    As for the story playing out exactly the same way, that’s not at odds with what I wanted. At the end of each Act, there’s a big job, something goes wrong, and you have to move to a new camp. None of the missions between those events would prevent it from happening. They can still have their big set piece moments and keep those missions exactly the same. But what they could have done, that would fit the narrative they built perfectly, is to let me earn money however the hell I want, which is an idea the video author had as well. Again, the game itself is what set our expectations for this to work. It’s a game that allows you to earn bounty money and sell skins if you want to go legit, and it lets you rob trains and banks if you want to be an outlaw; except not really on that last part. Train and bank robberies are basically scripted events only (and they always go wrong instead of ever allowing you the satisfaction of a well-planned heist, like a good open world game in this setting would). And despite the story constantly revolving around getting more money, they don’t give you a threshold of money to reach that allows the story to move forward. It only moves forward after you’ve done all of their missions, and the money doesn’t really matter at all. And this is a huge missed opportunity, because it would encourage you to engage with all of those open world systems that their missions don’t actually let you use.

    If you want to see a perfect example of this money mechanic already implemented in another game, look at Baldur’s Gate II. The early hours of the game give you a simple objective, rescue your sister, and there are three obvious ways that the game presents to you as to how to do it, one of which is to raise like 20k gold. How you get that gold is up to you, or you can also just enlist some nebulous factions to get you the info you need for a favor instead. This objective encourages you to do whatever side quests you find interesting, since most of them pay you money. This structure would have been right at home in RDR2.

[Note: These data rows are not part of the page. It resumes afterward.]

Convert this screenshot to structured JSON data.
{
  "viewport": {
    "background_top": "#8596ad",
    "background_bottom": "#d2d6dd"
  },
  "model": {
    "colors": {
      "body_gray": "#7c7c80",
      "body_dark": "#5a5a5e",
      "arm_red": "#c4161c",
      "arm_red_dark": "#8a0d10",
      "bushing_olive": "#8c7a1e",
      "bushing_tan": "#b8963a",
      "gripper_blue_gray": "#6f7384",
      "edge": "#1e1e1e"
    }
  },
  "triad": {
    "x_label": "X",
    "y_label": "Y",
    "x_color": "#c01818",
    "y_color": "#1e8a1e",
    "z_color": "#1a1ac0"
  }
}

    GTA V’s idea of freedom, which is still better than RDR2 but worse than a lot of modern sandbox games, is to give you like 3 options for any given heist, and you do setup missions for them. That’s cool, but it would be nice if they expanded on this to give you less explicit options and more systemic ones. Like maybe one option is to break through a gate, and you could do that with explosives, an armored car, or a 737, if you hijacked one earlier.